Many microorganisms are found naturally in fresh and saltwater. These include bacteria, cyanobacteria, protozoa, algae, and tiny animals such as rotifers. These can be important in the food chain that forms the basis of life in the water. … A variety of microorganisms live in fresh water.
Can you get sick from drinking old water?
Symptoms of gastrointestinal illness from contaminated water can include diarrhea, abdominal cramps, nausea and vomiting. Those symptoms can take 24 to 48 hours to develop, says Forni, so you might not get sick for a day or two after drinking bad water.
Does hot water kill germs better than cold?
In its medical literature, the Food and Drug Administration states that hot water comfortable enough for washing hands is not hot enough to kill bacteria, but is more effective than cold water because it removes oils from the hand that can harbor bacteria.
Can you drink 2 day old water?
“But it’s most likely safe to drink,” Schwab adds. He says reusing the same dirty glass day after day will raise you risk of exposure to some unfriendly bacteria—especially if someone else is sipping from your vessel and mixing his or her mouth microorganisms with yours.
What 4 conditions are needed for bacteria to grow?
What bacteria need to grow and multiplyFood (nutrients)Water (moisture)Proper temperature.Time.Air, no air, minimal air.Proper acidity (pH)Salt levels.
What temperature does bacteria grow in water?
Many bacteria grow well at or near a neutral pH of 6.0 to 8.0. Temperatures also vary, with most flourishing in the range between 40 degrees Fahrenheit and 140 F, or 5 degrees Celsius to 60 degrees C.
Which soap brand kills the most bacteria?
As it turns out, antibacterial soap killed the most germs. Antibacterial soap had an average of thirty-four bacteria colonies, whereas hand sanitizer had an average of fifty-five bacteria colonies. Therefore, antibacterial soap clearly killed the most germs.
Can you drink 3 day old water?

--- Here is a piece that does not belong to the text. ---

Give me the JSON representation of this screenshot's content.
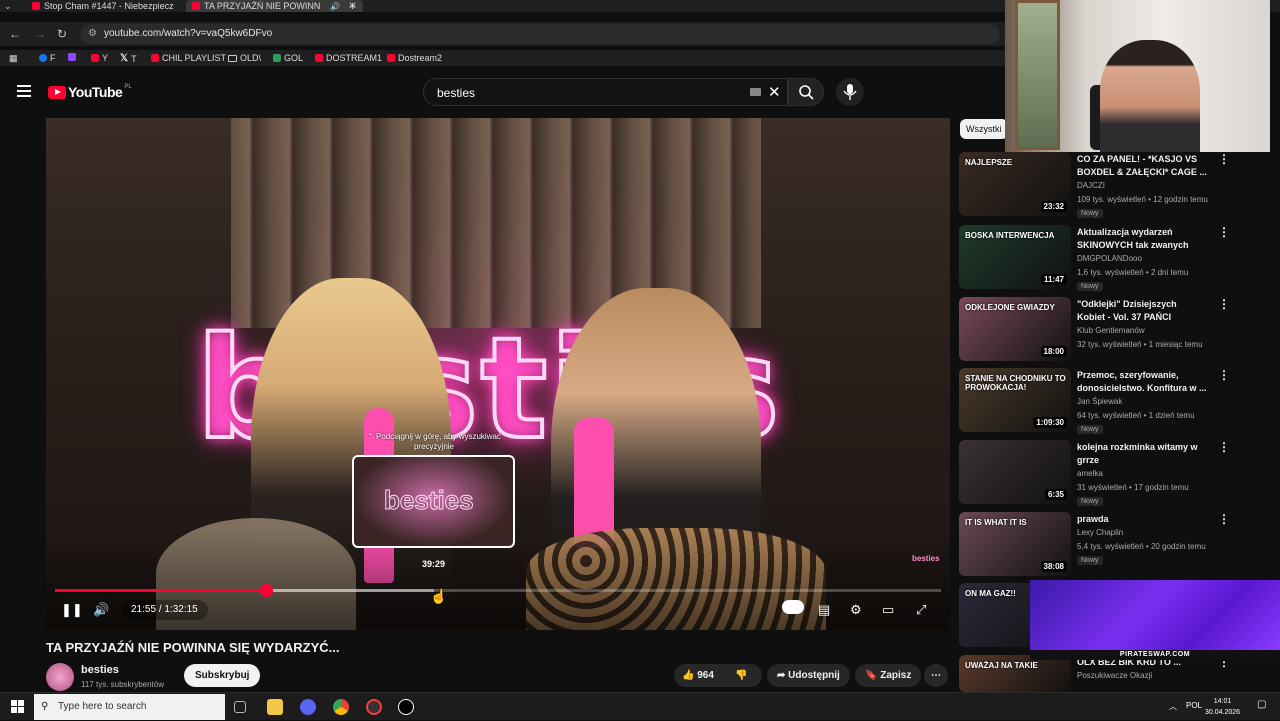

It’s most likely safe to drink. However, back to those microorganisms. If you use a dirty glass day after day, there is more of a chance of unruly bacteria making themselves known; a risk that increases if you share the glass with another mouth as well.